This is not to take away from other high quality open source SIP server software projects like opensips, but I’ve been using and testing the previous version of sipXecs for a while now, and love this software. I’ve just started testing this exciting new 4.0 release. The most noticeable feature of this release is full sip trunking and remote worker support (far-end and near-end NAT traversal, and HA media anchoring). What this means is that you have a full solution for running your own SBC and SIP Proxy. The sipxbridge component of sipXecs is the SBC software component. With sipXecs and sipxbridge, you can set up a proof of concept service provider network in your home, set up an enterprise lab for interop testing and comparison to commercial SBC vendors, use the software for a security testing demo toolkit, or just use the solution to register your remote phones into your network, and place outbound calls. Great job and thanks to SIPfoundry for this work.

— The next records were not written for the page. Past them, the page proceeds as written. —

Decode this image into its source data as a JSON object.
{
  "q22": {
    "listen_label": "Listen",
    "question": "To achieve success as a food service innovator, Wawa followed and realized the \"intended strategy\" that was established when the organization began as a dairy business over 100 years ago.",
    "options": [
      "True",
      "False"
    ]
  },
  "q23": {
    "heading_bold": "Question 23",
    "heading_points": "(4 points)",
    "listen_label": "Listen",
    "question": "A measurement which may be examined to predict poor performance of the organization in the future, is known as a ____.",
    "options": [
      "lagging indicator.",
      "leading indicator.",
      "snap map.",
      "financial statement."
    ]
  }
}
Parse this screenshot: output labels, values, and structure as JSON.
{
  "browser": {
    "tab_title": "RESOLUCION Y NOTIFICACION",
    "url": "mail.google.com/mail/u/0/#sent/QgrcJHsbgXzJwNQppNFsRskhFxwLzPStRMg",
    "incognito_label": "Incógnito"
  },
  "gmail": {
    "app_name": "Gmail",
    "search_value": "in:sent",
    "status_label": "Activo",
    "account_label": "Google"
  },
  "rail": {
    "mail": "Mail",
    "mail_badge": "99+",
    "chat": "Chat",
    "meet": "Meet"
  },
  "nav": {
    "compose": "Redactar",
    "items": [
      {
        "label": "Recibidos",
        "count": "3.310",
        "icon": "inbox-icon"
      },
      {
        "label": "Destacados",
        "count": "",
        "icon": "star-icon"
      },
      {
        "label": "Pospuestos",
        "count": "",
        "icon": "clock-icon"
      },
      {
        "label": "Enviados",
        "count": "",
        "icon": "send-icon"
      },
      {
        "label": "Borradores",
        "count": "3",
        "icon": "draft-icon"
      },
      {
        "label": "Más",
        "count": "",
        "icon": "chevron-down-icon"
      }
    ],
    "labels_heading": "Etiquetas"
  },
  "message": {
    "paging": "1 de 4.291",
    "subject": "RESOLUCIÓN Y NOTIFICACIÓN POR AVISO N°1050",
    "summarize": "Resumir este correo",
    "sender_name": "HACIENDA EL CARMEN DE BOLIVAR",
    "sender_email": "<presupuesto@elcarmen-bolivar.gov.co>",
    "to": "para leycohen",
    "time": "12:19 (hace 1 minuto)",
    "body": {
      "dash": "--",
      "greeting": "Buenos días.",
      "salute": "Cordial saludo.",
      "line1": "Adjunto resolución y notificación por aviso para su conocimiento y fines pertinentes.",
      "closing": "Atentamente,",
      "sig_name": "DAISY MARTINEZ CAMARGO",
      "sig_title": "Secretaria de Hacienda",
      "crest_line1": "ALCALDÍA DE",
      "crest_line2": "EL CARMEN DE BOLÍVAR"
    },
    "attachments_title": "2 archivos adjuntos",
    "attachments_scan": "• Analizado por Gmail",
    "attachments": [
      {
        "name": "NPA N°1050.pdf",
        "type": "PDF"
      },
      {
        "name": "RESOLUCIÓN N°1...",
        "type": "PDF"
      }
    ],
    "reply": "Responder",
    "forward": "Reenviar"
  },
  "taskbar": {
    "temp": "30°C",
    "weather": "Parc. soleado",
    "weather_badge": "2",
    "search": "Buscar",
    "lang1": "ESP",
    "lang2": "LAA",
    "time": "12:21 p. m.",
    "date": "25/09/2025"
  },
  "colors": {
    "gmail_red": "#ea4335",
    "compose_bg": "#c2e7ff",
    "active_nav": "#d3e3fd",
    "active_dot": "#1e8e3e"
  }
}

A new version of the VoIP Hopper security assessment tool was released earlier this week, with Nortel VLAN Discovery support. VoIP Hopper is a free security assessment tool that supports VLAN Hopping – in essence, it mimicks the behavior of an IP phone for the Voice VLAN Discovery protocol or mechanism. Then it rapidly automates a VLAN Hop, tagging the DHCP request and all subsequent Voice traffic with the discovered Voice VLAN ID. Since most new VoIP deployments use the segmentation of discrete Voice VLANs for increasing QoS requirements, an attacker must sometimes first gain access into the Voice VLAN as a prerequisite vector, before running other VoIP exploits. VoIP Hopper enables a regular PC to become a member of the IP Phone VLAN. The tool is simple yet powerful, and has been used in many security assessments in the past. The new features of VoIP Hopper:
* Nortel Voice VLAN Discovery and VLAN Hop
* A new CDP Spoof mode for more rapid and automated VLAN Hop in a CDP network
* An integrated DHCP client
From the VoIP Hopper website, the next features planned for VoIP Hopper are LLDP-MED support and trunk port testing.
Finally, I recently used the SIPVicious tool in a remote VoIP security assessment, and it’s a very useful tool that any VoIP security professional should have. When you look at the business risk of toll fraud / service theft, this tool can be pretty valuable in enumerating vulnerabilities that can be a risk to your business in the form of remote attackers trying to gain unauthorized access to your VoIP network and placing unauthorized calls. As VoIP proliferates, we’ll see more usage of tools like this to conduct reconnaissance of open SIP services, valid users, and the brute forcing of subscriber/user passwords. On the proactive protection side, it’s also good to see folks contributing open source proof of concepts for mitigating this risk. Here is a “Simple Asterisk Based Toll Fraud Prevention Script”. If you use an active response firewall/IDS/IPS solution, you could actually detect the attempts to toll fraud/service theft attacks based on a signature, and have your VoIP IPS and/or firewall block the source IP address of the would-be attacker. It’s called a “Voice Toll-Fraud Intrusion Prevention System” (VTIPS) ;-). Good to see open source software progress in this direction.